Added sugar can be added to processed foods with names including Cane juice, Dehydrated cane juice, Cane juice solids, Cane juice crystals, Dextrin, Maltodextrin, Dextran, Barley malt, Beet sugar, Corn syrup, Corn syrup solids, Caramel, Buttered syrup, Carob syrup, Brown sugar, Date sugar, Malt syrup, Diatase, Diatastic malt, Fruit juice, Fruit juice concentrate, Dehydrated fruit juice, Fruit juice crystals, Golden syrup, Turbinado, Sorghum syrup, Refiner’s syrup, Ethyl maltol, Maple syrup, Yellow sugar.
3. Spend more, eat less. Americans are as addicted to cheap food as we are to cheap oil.
We spend only 9.7% of our income on food, a smaller share than any other nation. Is it a coincidence we spend a larger percentage than any other on health care (16%)? All this “cheap food” is making us fat and sick. It’s also bad for the health of the environment. The higher the quality of the food you eat, the more nutritious it is and the less of it you’ll need to feel satisfied.
My interpretation: the stats are similar for Australians with 10.6% of our annual income spent on food and 9.4% on health care. From my own personal experience, I have saved money on my grocery bill by eating Real Food and also decreased my spending on health care as I no longer take daily anti depressants and anti inflammatory medications.
4. Pay no heed to nutritional science or the health claims on packages.
It was science that told us margarine made from trans fats is better for us than butter made from cow’s milk. The more I learn about the science of nutrition, the less certain I am that we’ve learned anything important about food that our ancestors didn’t know. Consider that the healthiest foods in the supermarket–the fresh produce–are the ones that don’t make FDA-approved health claims, which typically festoon the packages of the most highly processed foods. When Whole Grain Lucky Charms show up in the cereal aisle, it’s time to stop paying attention to health claims.
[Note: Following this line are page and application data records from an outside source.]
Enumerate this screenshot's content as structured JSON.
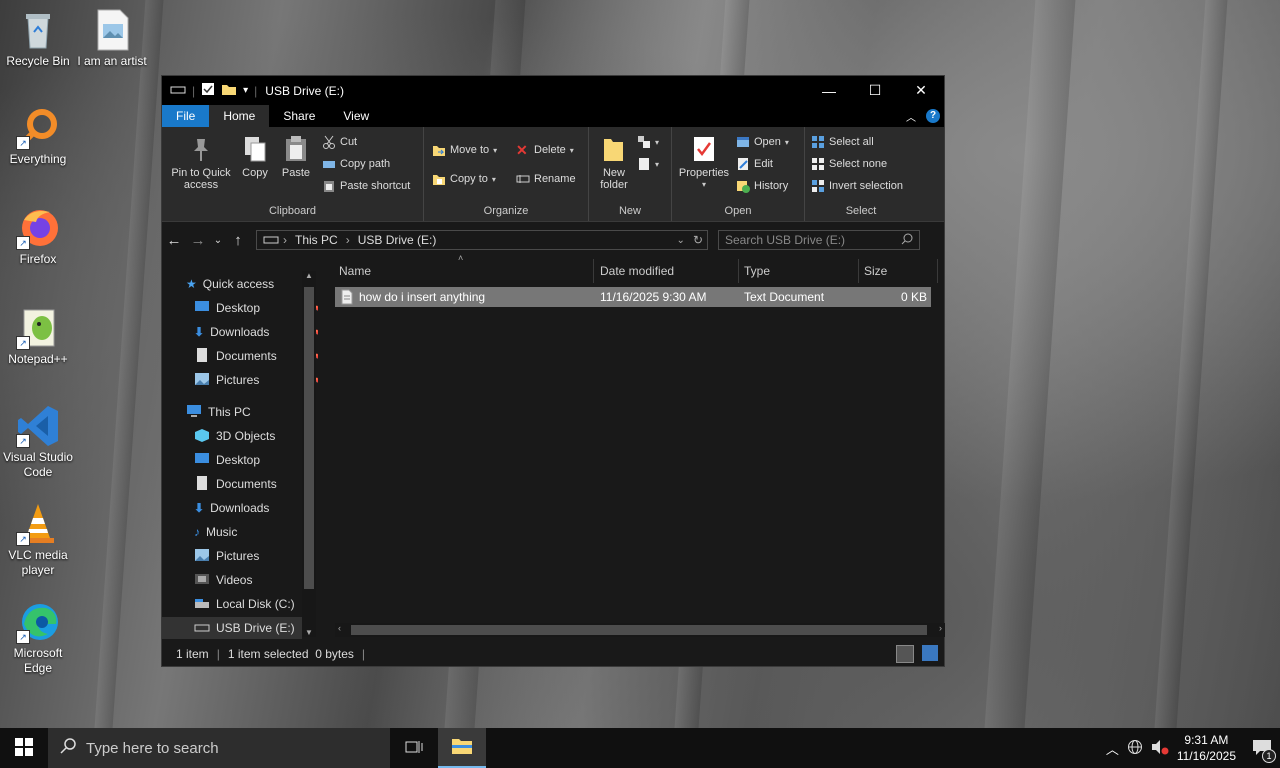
{
  "desktop": {
    "icons": [
      {
        "label": "Recycle Bin"
      },
      {
        "label": "I am an artist"
      },
      {
        "label": "Everything"
      },
      {
        "label": "Firefox"
      },
      {
        "label": "Notepad++"
      },
      {
        "label": "Visual Studio Code"
      },
      {
        "label": "VLC media player"
      },
      {
        "label": "Microsoft Edge"
      }
    ]
  },
  "window": {
    "title": "USB Drive (E:)",
    "tabs": [
      "File",
      "Home",
      "Share",
      "View"
    ],
    "ribbon": {
      "clipboard": {
        "pin": "Pin to Quick access",
        "copy": "Copy",
        "paste": "Paste",
        "cut": "Cut",
        "copy_path": "Copy path",
        "paste_shortcut": "Paste shortcut",
        "label": "Clipboard"
      },
      "organize": {
        "move_to": "Move to",
        "copy_to": "Copy to",
        "delete": "Delete",
        "rename": "Rename",
        "label": "Organize"
      },
      "new": {
        "new_folder": "New folder",
        "label": "New"
      },
      "open": {
        "properties": "Properties",
        "open": "Open",
        "edit": "Edit",
        "history": "History",
        "label": "Open"
      },
      "select": {
        "select_all": "Select all",
        "select_none": "Select none",
        "invert": "Invert selection",
        "label": "Select"
      }
    },
    "address": {
      "crumbs": [
        "This PC",
        "USB Drive (E:)"
      ],
      "search_placeholder": "Search USB Drive (E:)"
    },
    "nav": {
      "quick_access": "Quick access",
      "quick_items": [
        "Desktop",
        "Downloads",
        "Documents",
        "Pictures"
      ],
      "this_pc": "This PC",
      "pc_items": [
        "3D Objects",
        "Desktop",
        "Documents",
        "Downloads",
        "Music",
        "Pictures",
        "Videos",
        "Local Disk (C:)",
        "USB Drive (E:)"
      ]
    },
    "columns": [
      "Name",
      "Date modified",
      "Type",
      "Size"
    ],
    "files": [
      {
        "name": "how do i insert anything",
        "date": "11/16/2025 9:30 AM",
        "type": "Text Document",
        "size": "0 KB"
      }
    ],
    "status": {
      "count": "1 item",
      "selection": "1 item selected  0 bytes"
    }
  },
  "taskbar": {
    "search_placeholder": "Type here to search",
    "time": "9:31 AM",
    "date": "11/16/2025",
    "notifications": "1"
  }
}
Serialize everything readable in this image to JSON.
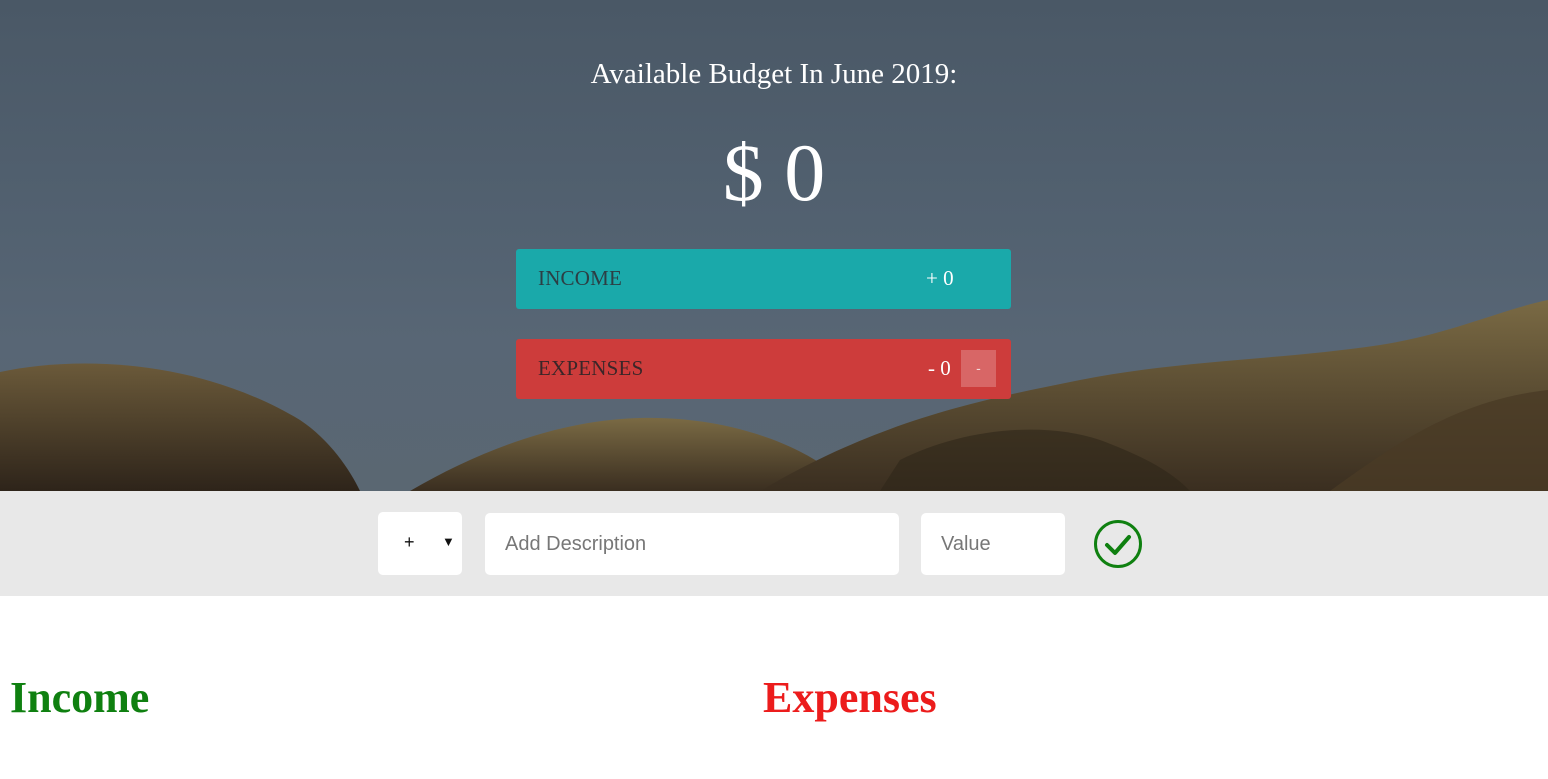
{
  "header": {
    "title": "Available Budget In June 2019:",
    "amount": "$ 0"
  },
  "summary": {
    "income": {
      "label": "INCOME",
      "value": "+ 0"
    },
    "expenses": {
      "label": "EXPENSES",
      "value": "- 0",
      "percentage": "-"
    }
  },
  "add_form": {
    "type_select": {
      "selected": "+",
      "arrow": "▼"
    },
    "description": {
      "placeholder": "Add Description",
      "value": ""
    },
    "value": {
      "placeholder": "Value",
      "value": ""
    },
    "submit_icon": "checkmark-circle-icon"
  },
  "lists": {
    "income_title": "Income",
    "expenses_title": "Expenses"
  },
  "colors": {
    "income_bar": "#1aa9aa",
    "expenses_bar": "#cd3c3b",
    "income_heading": "#0f8010",
    "expenses_heading": "#ec1c1c",
    "submit_icon": "#0f8010"
  }
}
My interpretation: always read the ingredients on a packet (or eat food that doesn’t come in a packet!) – don’t trust the marketing.
5. Shop at the farmers’ market.
You’ll begin to eat foods in season, when they are at the peak of their nutritional value and flavor, and you’ll cook, because you won’t find anything processed or microwavable. You’ll also be supporting farmers in your community, helping defend the countryside from sprawl, saving oil by eating food produced nearby and teaching your children that a carrot is a root, not a machine-lathed orange bullet that comes in a plastic bag. A lot more is going on at the farmers’ market than the exchange of money for food.
My interpretation: agree with all of the above!! You will appreciate your food so much more when you know where it came from and who grew it.
6. How you eat is as important as what you eat.
Americans are fixated on nutrients, good and bad, while the French and Italians focus on the whole eating experience. The lesson of the “French paradox” is you can eat all kinds of supposedly toxic substances (triple crÃ¨me cheese, foie gras) as long as you follow your culture’s (i.e., mother’s) rules: eat moderate portions, don’t go for seconds or snacks between meals, never eat alone. But perhaps most important, eat with pleasure, because eating with anxiety leads to poor digestion and bingeing. There is no French paradox, really, only an American paradox: a notably unhealthy people obsessed with the idea of eating healthily. So, relax. Eat Food. And savor it.
My interpretation: Real Food is something to be shared with the people you love. Share food with your family and friends and avoid eating mindlessly in front of the tv or while driving. When you make the effort to plan, shop and cook for those you love (including yourself) you will get far more pleasure out of your food.
All Michael Pollan’s books can be found here.
Michael Pollan – 6 Rules for Eating Wisely. http://michaelpollan.com/articles-archive/six-rules-for-eating-wisely/
Annual income spent on food. Washington State University. http://wsm.wsu.edu/researcher/wsmaug11_billions.pdf.
How Much do we Spend on Health? http://www.aihw.gov.au/australias-health/2012/spending-on-health/